MATERIAL PROVIDED -
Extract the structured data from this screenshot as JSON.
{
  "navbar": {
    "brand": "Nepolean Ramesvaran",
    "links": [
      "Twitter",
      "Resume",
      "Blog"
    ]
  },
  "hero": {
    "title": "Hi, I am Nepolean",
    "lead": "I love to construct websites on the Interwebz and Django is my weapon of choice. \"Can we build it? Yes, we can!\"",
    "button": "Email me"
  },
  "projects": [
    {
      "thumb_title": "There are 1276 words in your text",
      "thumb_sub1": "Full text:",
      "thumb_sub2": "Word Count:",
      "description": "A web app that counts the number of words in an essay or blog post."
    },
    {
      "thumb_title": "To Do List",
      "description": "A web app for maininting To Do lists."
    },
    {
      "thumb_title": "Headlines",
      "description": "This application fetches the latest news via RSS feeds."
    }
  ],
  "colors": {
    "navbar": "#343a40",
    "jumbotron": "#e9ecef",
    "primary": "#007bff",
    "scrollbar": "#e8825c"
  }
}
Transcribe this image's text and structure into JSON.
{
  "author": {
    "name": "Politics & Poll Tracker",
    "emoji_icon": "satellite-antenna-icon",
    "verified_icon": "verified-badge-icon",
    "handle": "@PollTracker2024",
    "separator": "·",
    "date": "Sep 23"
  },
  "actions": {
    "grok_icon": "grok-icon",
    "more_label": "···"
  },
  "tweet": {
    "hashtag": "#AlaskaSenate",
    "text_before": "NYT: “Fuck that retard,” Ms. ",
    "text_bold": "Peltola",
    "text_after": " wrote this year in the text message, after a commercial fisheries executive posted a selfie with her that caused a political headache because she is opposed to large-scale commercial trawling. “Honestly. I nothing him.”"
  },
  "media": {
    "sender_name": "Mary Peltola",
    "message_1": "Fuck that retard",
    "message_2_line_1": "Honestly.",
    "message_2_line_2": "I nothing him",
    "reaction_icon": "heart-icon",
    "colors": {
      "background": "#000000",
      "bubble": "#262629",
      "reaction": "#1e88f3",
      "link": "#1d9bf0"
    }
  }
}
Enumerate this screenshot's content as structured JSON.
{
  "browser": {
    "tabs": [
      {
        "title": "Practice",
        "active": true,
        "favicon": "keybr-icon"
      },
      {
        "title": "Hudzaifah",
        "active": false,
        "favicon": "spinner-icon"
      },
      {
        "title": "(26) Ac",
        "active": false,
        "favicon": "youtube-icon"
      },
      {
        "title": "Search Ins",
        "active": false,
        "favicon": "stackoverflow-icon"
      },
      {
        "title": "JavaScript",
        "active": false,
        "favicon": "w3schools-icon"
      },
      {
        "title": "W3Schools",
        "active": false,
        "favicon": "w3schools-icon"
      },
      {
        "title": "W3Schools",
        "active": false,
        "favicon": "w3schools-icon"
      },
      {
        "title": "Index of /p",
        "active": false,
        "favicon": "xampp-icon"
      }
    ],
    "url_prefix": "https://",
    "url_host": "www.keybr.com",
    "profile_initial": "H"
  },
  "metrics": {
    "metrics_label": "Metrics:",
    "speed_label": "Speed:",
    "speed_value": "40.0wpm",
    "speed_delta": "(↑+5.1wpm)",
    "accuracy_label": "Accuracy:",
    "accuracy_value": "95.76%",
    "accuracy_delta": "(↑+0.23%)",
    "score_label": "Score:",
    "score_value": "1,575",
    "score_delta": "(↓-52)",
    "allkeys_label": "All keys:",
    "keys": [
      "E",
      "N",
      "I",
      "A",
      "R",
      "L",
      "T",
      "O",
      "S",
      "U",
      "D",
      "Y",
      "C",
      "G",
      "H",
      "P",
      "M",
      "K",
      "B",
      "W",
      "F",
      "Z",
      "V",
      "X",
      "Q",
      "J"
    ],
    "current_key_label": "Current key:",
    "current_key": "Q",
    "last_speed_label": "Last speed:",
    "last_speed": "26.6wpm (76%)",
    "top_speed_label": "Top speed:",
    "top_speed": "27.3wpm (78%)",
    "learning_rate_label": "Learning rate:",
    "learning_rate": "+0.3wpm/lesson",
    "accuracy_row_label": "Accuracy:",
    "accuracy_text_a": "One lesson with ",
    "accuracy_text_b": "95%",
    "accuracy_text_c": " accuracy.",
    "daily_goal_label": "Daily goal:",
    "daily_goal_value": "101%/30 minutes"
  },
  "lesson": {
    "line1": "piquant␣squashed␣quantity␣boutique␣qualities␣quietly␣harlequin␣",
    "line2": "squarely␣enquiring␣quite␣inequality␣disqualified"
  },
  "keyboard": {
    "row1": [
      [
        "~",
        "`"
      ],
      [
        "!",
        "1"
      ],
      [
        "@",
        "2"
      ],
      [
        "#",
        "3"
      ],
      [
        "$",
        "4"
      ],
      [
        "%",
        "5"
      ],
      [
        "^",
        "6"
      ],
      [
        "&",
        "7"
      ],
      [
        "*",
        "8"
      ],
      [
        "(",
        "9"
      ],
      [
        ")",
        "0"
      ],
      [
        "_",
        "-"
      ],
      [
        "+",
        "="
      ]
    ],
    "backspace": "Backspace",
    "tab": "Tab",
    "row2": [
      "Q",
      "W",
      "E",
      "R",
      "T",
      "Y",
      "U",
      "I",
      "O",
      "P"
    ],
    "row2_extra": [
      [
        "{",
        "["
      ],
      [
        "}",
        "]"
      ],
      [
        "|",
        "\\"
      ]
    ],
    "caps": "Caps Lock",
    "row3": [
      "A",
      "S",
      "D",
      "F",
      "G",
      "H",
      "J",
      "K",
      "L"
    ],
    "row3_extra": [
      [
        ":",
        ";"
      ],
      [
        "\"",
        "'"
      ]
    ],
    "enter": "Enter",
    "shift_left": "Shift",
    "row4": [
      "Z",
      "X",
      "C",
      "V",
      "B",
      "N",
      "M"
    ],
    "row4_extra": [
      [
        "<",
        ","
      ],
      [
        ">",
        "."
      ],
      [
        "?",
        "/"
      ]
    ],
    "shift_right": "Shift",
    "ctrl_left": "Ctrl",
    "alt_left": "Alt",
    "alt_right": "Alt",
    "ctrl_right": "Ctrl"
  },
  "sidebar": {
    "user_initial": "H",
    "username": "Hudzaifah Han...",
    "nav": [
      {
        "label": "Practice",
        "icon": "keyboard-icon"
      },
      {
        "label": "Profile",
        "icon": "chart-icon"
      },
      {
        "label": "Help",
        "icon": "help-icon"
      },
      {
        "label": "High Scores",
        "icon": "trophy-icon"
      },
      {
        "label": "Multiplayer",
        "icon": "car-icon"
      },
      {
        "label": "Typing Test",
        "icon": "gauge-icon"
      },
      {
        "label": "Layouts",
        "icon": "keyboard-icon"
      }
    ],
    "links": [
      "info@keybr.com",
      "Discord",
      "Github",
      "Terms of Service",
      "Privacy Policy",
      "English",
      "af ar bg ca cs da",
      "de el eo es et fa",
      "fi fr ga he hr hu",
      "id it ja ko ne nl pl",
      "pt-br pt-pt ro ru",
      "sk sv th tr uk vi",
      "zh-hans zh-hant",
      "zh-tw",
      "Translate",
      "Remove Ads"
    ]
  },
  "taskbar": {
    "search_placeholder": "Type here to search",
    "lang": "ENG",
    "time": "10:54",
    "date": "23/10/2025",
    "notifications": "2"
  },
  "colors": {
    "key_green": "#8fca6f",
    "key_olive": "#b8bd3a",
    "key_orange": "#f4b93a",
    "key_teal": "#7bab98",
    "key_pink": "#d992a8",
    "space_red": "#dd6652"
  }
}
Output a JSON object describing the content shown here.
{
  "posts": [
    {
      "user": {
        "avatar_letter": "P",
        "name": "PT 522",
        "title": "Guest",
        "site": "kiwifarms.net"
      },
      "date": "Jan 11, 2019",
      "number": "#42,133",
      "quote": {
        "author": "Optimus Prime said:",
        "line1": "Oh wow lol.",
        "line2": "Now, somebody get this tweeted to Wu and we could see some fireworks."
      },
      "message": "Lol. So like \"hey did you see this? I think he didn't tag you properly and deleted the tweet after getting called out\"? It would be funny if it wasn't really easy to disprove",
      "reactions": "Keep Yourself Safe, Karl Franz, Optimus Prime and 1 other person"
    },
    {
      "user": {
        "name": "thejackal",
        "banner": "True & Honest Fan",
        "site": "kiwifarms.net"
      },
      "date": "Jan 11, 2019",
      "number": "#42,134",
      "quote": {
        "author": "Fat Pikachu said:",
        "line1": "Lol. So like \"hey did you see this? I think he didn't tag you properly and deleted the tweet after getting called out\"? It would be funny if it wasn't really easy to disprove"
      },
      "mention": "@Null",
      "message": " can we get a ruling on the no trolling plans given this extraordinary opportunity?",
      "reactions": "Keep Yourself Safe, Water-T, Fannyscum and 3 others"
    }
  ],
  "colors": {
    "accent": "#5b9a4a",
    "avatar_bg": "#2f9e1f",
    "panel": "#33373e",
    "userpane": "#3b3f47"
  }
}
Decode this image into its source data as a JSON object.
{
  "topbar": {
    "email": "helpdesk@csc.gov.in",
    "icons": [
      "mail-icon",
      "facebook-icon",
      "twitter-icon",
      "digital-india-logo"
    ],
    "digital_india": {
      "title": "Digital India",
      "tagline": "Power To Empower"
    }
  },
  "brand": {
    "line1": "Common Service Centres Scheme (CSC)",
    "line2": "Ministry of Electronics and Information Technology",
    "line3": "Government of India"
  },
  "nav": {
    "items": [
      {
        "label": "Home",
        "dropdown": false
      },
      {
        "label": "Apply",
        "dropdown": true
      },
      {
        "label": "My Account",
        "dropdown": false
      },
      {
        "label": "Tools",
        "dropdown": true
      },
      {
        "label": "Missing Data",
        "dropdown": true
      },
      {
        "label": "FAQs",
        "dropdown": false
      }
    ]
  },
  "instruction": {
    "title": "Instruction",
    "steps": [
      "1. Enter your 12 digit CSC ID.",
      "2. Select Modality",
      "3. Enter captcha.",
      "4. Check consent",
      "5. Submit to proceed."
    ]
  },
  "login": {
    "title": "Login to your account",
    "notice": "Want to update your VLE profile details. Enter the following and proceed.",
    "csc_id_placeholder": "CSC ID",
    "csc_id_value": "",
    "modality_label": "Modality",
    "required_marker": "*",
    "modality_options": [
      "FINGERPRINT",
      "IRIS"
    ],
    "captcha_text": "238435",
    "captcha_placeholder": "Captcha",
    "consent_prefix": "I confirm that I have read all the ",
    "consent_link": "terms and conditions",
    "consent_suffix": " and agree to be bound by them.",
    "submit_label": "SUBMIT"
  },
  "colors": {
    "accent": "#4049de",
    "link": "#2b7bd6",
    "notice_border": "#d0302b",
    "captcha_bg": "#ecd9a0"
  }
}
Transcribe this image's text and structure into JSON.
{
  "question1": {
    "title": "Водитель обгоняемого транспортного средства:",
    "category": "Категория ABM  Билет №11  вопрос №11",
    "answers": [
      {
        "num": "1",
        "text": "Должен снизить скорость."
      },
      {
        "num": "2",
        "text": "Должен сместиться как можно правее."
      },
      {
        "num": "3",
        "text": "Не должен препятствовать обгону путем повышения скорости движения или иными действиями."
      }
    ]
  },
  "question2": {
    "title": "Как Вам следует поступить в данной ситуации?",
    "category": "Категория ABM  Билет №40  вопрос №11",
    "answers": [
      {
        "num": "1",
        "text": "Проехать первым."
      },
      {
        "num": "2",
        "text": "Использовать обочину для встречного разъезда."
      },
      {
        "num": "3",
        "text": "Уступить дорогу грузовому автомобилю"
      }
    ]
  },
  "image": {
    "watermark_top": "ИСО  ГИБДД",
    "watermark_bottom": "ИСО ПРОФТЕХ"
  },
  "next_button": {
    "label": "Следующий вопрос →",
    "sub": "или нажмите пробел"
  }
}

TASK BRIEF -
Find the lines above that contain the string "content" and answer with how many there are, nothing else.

ANSWER SECTION -
2